Skip to main content

TinyML on Seeed Studio XIAO Series

Thanks to recent improvements in model optimization and emergence of frameworks specifically created for running machine learning model inference on microcontrollers, it has became possible to give more intelligence to these tiny devices. We now can deploy neural networks on microcontrollers for audio scene recognition (for example elephant activity or sound of breaking glass), hot-word detection(to activate device with a specific phrase) or even for simple image recognition tasks. The devices with embedded microcontrollers can be used to give new life and meaning to old sensors, such as using an accelerometer installed on a mechanism for anomaly detection and predictive maintenance – or to distinguish various kinds of liqueurs as in this demo!

The possibilities of TinyML are truly huge.

We have made a whole series on deploying tiny machine learning models to another Seeed studio product, a compact development board in a plastic case, Wio Terminal. But it is possible to go tinier and deploy similar models to ARM Cortex M0+ and the little Seeed Studio XIAO SAMD21 board which is built around it – the board is as small as a thumb(20×17.5mm), consumes only 1.33 mAh of power (which means it can work ~112 hours on a 150 mA battery, much more if put in deep sleep) and cost as little as 4.3 USD.

This project covers training and deploying model to Seeed Studio XIAO SAMD21 and Seeed Studio XIAO RP2040 development boards. For additional information, have a look at the corresponding video!

Data acquisition and model training

Software engineers spend a lot of time in front of the glowing screen on my chair. And later in the day it becomes difficult to maintain a proper pose. If only there was a way to make a device that could learn your specific body position for proper and wrong poses and warn you when you slouch too much or go into “Python pose”… Wait a moment, there is!

The best sensor for the task that will provide the data for machine learning model is obviously accelerometer. The original Seeed Studio XIAO SAMD21 and Seeed Studio XIAO RP2040, being very small do not come equipped with accelerometer sensor, while newer Seeed Studio XIAO nRF52840 Sense comes with built-in accelerometer.

If you use original Seeed Studio XIAO SAMD21 and Seeed Studio XIAO RP2040, you can connect Grove LIS3DH accelerometer module to Seeed Studio XIAO expansion board and start collecting the data. Collect 3 data samples for each posture, 60 seconds each with device attached to a t-shirt on your back.

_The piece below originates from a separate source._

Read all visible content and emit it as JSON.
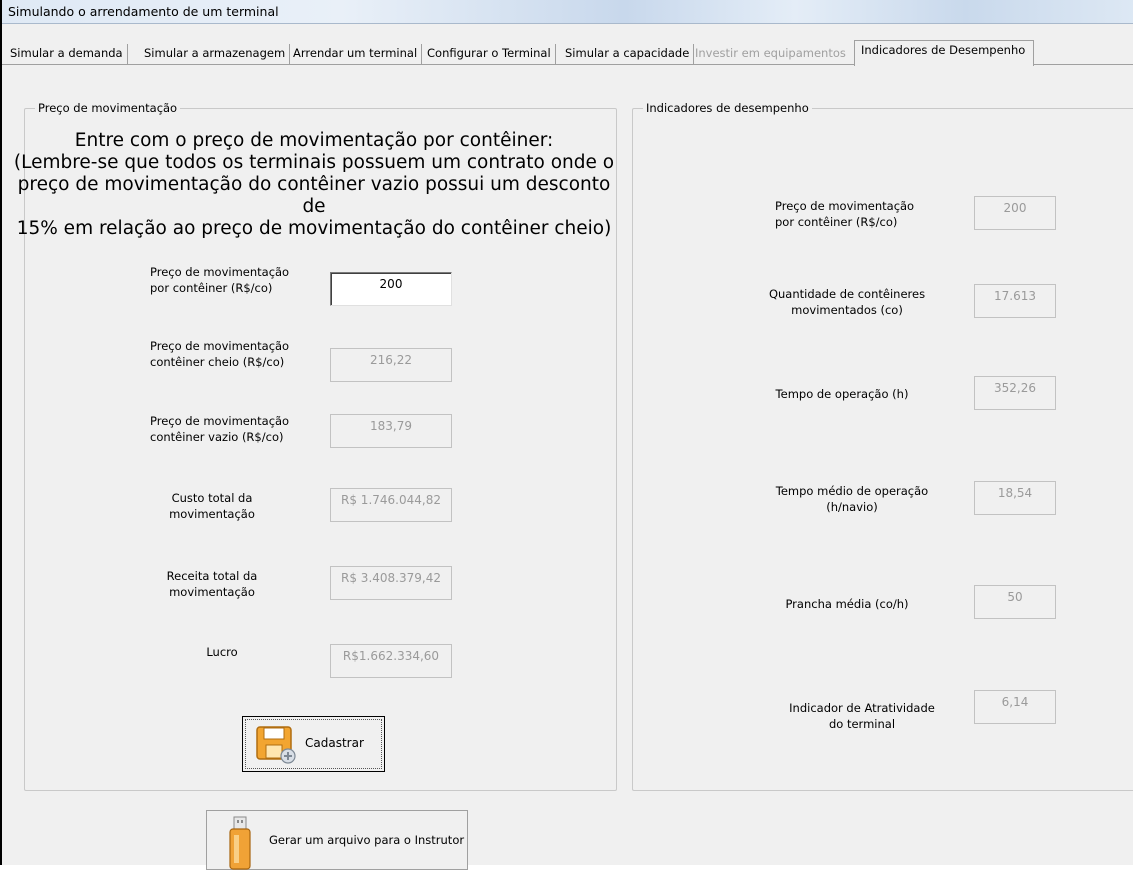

For each sample, maintain the same pose, but include some arm, head and torso movements to simulate normal activity.

Choose 5 seconds time window with window shift of 1 second and Flatten processing block, since we are dealing with very slow moving data. A very plain fully connected network provided a good accuracy. In Reference section at the bottom of the article, you can find link to public version of the Edge Impulse project.

Some improvement can be made by collecting more data and making sure proper and improper postures can be recognized with some variations in device positioning on the clothes. Since the device is thought to be individual usage device it does not need to generalize to different people’s postures and can be easily re-trained. You can check how well it detects your postures after training in Live classification tab.

Model deployment

After you’re satisfied with accuracy download the resulting model as Arduino library and copy it to your Arduino sketches/libraries folder. You can find sample code in the Reference section at the bottom of the article. The sample code collects 5 second sample, performs the inference and turns on the buzzer if one of the improper poses is detected.

void loop()


// Allocate a buffer here for the values we'll read from the IMU

for (size_t ix = 0; ix < EI_CLASSIFIER_DSP_INPUT_FRAME_SIZE; ix += 3) {
// Determine the next tick (and then sleep later)
uint64_t next_tick = micros() + (EI_CLASSIFIER_INTERVAL_MS * 1000);

lis.getAcceleration(&buffer[ix], &buffer[ix+1], &buffer[ix + 2]);
buffer[ix + 0] *= CONVERT_G_TO_MS2;
buffer[ix + 1] *= CONVERT_G_TO_MS2;
buffer[ix + 2] *= CONVERT_G_TO_MS2;

delayMicroseconds(next_tick - micros());

// Turn the raw buffer in a signal which we can the classify
signal_t signal;
int err = numpy::signal_from_buffer(buffer, EI_CLASSIFIER_DSP_INPUT_FRAME_SIZE, &signal);
if (err != 0) {
ei_printf("Failed to create signal from buffer (%d)\n", err);

// Run the classifier
ei_impulse_result_t result = { 0 };

err = run_classifier(&signal, &result, debug_nn);
if (err != EI_IMPULSE_OK) {
ei_printf("ERR: Failed to run classifier (%d)\n", err);

// print the predictions
ei_printf("Predictions ");
ei_printf("(DSP: %d ms., Classification: %d ms., Anomaly: %d ms.)",
result.timing.dsp, result.timing.classification, result.timing.anomaly);
ei_printf(": \n");
for (size_t ix = 0; ix < EI_CLASSIFIER_LABEL_COUNT; ix++) {
ei_printf(" %s: %.5f\n", result.classification[ix].label, result.classification[ix].value);
ei_printf(" anomaly score: %.3f\n", result.anomaly);

if (result.classification[1].value > ALARM_THRESHOLD || result.classification[2].value > ALARM_THRESHOLD)
tone(BUZZER_PIN, 523, 250);
tone(BUZZER_PIN, 523, 250);


Since it is relatively slowly changing data and we do not need fast response times, normal sequential inference pipeline suits this application well.

A step above would be to use the newest Seeed Studio XIAO nRF52840 and connect the device to user’s smartphone, which would allow for better alerts, statistics and so on.

Happy tinkering and remember to keep good posture!


Loading Comments...